= What you have to do =
Determine which lines of the records include the word "rate", and copy them.
======== Materials provided
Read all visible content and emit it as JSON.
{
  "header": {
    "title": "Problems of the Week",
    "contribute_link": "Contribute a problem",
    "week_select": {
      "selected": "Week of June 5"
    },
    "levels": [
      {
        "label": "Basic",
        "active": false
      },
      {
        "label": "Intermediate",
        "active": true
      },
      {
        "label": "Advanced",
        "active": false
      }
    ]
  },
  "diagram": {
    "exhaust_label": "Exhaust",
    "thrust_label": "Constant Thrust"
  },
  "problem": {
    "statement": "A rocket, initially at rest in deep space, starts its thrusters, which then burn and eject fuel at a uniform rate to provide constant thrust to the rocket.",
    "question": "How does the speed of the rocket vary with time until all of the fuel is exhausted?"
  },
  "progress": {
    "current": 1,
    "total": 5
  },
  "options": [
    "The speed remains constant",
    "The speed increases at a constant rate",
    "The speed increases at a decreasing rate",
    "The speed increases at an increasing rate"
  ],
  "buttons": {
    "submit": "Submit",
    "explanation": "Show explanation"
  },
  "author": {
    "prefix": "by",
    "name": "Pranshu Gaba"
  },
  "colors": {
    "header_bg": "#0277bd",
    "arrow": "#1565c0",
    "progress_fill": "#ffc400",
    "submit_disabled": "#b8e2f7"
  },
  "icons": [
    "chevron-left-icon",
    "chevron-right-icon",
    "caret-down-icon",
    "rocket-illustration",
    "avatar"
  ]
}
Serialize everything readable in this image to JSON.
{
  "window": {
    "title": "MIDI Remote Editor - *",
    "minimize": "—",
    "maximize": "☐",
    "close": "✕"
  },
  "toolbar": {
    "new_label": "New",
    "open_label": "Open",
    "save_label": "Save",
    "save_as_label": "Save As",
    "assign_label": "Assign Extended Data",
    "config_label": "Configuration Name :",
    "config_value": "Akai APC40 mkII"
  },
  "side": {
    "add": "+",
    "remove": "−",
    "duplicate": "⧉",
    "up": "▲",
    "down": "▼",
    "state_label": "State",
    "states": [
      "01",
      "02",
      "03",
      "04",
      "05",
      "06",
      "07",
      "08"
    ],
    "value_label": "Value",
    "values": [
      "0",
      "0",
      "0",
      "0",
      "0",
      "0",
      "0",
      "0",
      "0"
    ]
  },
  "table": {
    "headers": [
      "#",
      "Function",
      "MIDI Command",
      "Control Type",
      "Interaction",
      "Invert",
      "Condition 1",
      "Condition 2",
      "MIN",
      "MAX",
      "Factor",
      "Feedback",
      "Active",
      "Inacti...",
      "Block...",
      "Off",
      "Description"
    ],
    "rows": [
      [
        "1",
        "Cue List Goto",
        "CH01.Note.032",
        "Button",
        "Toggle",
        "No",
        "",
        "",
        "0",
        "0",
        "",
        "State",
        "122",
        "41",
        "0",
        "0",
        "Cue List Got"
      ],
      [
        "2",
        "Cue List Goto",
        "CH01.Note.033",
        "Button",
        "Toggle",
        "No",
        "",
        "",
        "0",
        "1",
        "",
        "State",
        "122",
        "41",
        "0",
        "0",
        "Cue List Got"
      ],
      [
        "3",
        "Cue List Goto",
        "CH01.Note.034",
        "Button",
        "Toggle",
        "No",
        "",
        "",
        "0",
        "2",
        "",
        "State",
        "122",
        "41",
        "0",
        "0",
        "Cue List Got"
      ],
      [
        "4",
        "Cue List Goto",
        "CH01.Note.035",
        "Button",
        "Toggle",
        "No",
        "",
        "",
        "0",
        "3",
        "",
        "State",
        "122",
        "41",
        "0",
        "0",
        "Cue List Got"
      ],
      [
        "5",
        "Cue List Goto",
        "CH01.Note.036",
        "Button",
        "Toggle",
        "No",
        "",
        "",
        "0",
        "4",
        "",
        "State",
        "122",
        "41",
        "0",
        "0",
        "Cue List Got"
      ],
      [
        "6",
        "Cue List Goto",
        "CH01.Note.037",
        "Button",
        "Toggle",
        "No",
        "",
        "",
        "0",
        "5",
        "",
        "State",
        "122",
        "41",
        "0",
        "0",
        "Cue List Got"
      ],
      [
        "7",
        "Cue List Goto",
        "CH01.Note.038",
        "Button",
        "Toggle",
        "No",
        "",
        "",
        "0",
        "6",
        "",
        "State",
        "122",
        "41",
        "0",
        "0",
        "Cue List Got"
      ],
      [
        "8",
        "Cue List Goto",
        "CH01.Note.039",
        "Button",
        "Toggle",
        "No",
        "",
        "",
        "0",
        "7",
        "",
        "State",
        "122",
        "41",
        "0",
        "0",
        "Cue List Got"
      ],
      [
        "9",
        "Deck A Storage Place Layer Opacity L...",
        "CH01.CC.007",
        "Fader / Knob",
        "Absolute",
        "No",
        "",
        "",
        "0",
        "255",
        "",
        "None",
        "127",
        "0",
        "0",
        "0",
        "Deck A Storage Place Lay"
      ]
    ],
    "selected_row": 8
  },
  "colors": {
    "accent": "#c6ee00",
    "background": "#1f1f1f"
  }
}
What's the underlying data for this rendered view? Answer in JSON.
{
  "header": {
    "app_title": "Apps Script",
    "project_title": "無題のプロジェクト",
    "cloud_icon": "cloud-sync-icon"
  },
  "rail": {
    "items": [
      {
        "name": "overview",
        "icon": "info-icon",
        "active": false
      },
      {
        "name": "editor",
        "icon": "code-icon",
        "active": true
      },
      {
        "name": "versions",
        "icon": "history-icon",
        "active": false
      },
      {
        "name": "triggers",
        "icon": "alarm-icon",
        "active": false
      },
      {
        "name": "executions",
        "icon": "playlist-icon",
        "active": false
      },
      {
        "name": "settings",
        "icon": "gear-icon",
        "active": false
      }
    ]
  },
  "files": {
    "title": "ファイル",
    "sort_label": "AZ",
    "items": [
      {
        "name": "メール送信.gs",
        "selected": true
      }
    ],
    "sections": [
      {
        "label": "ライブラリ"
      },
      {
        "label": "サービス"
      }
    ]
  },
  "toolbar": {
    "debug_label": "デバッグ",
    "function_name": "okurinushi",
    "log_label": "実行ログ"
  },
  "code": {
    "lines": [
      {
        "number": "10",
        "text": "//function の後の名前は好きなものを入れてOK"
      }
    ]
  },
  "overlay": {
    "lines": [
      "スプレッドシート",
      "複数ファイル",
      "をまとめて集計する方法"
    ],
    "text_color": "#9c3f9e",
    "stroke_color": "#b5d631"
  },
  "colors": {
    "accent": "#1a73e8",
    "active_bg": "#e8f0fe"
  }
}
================
= Exercise answer =
    "statement": "A rocket, initially at rest in deep space, starts its thrusters, which then burn and eject fuel at a uniform rate to provide constant thrust to the rocket.",
    "The speed increases at a constant rate",
    "The speed increases at a decreasing rate",
    "The speed increases at an increasing rate"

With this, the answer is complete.